License:
-

Locators

show

Creators

show
hide
 Creators:
Lüdemann, A.1, Author              
Strassburg, K.1, Author              
Erban, A.1, Author              
Kopka, J.1, Author              
Affiliations:
1Applied Metabolome Analysis, Department Willmitzer, Max Planck Institute of Molecular Plant Physiology, Max Planck Society, ou_1753338              

Content

show
hide
Free keywords: gc-tof-ms functional genomics plant metabolomics identifying differences reporting standards data-management gc/ms identification tool extraction
 Abstract: Motivation: Typical GC-MS-based metabolite profiling experiments may comprise hundreds of chromatogram files, which each contain up to 1000 mass spectral tags (MSTs). MSTs are the characteristic patterns of similar to 25-250 fragment ions and respective isotopomers, which are generated after gas chromatography (GC) by electron impact ionization (EI) of the separated chemical molecules. These fragment ions are subsequently detected by time-of-flight (TOF) mass spectrometry (MS). MSTs of profiling experiments are typically reported as a list of ions, which are characterized by mass, chromatographic retention index (RI) or retention time (RT), and arbitrary abundance. The first two parameters allow the identification, the later the quantification of the represented chemical compounds. Many software tools have been reported for the pre-processing, the so-called curve resolution and deconvolution, of GC-(EI-TOF)-MS files. Pre-processing tools generate numerical data matrices, which contain all aligned MSTs and samples of an experiment. This process, however, is error prone mainly due to (i) the imprecise RI or RT alignment of MSTs and (ii) the high complexity of biological samples. This complexity causes co-elution of compounds and as a consequence non-selective, in other words impure MSTs. The selection and validation of optimal fragment ions for the specific and selective quantification of simultaneously eluting compounds is, therefore, mandatory. Currently validation is performed in most laboratories under human supervision. So far no software tool supports the non-targeted and user-independent quality assessment of the data matrices prior to statistical analysis. TagFinder may fill this gap. Strategy: TagFinder facilitates the analysis of all fragment ions, which are observed in GC-(EI-TOF)-MS profiling experiments. The non-targeted approach allows the discovery of novel and unexpected compounds. In addition, mass isotopomer resolution is maintained by TagFinder processing. This feature is essential for metabolic flux analyses and highly useful, but not required for metabolite profiling. Whenever possible, TagFinder gives precedence to chemical means of standardization, for example, the use of internal reference compounds for retention time calibration or quantitative standardization. In addition, external standardization is supported for both compound identification and calibration. The workflow of TagFinder comprises, (i) the import of fragment ion data, namely mass, time and arbitrary abundance (intensity), from a chromatography file interchange format or from peak lists provided by other chromatogram pre-processing software, (ii) the annotation of sample information and grouping of samples into classes, (iii) the RI calculation, (iv) the binning of observed fragment ions of equal mass from different chromatograms into RI windows, (v) the combination of these bins, so-called mass tags, into time groups of co-eluting fragment ions, (vi) the test of time groups for intensity correlated mass tags, (vii) the data matrix generation and (viii) the extraction of selective mass tags supported by compound identification. Thus, TagFinder supports both non-targeted fingerprinting analyses and metabolite targeted profiling.

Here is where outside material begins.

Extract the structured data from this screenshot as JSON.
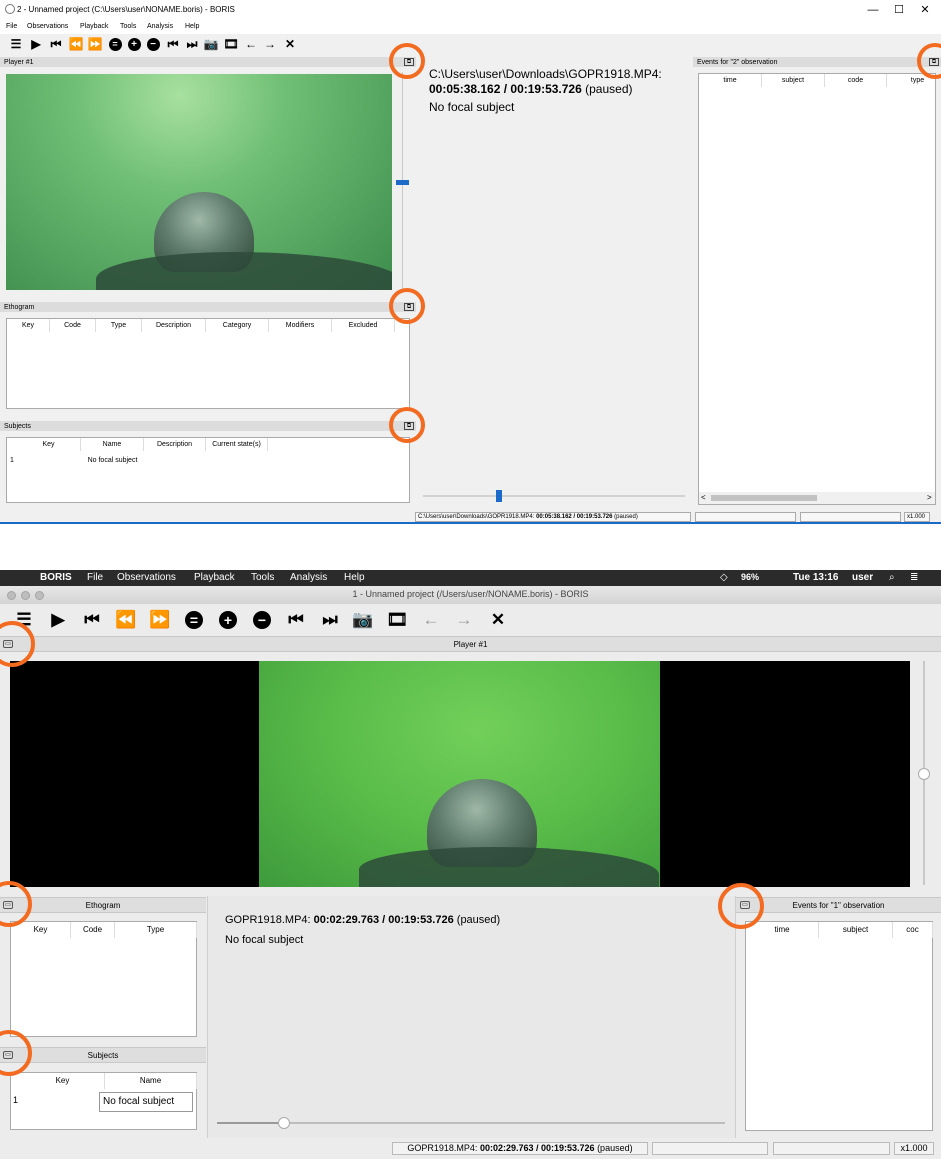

Details

show
hide
Language(s): eng - English
 Dates: 2008-01-222008
 Publication Status: Published in print
 Pages: -
 Publishing info: -
 Table of Contents: -
 Rev. Type: -
 Identifiers: ISI: ISI:000253746400025
DOI: 10.1093/bioinformatics/btn023
ISSN: 1367-4811 (Electronic)1367-4803 (Linking)
URI: ://000253746400025http://bioinformatics.oxfordjournals.org/content/24/5/732.full.pdf
 Degree: -

Event

show

Legal Case

show

Project information

show

Source 1

show
hide
Title: Bioinformatics
Source Genre: Journal
 Creator(s):
Affiliations:
Publ. Info: -
Pages: - Volume / Issue: 24 (5) Sequence Number: - Start / End Page: 732 - 737 Identifier: -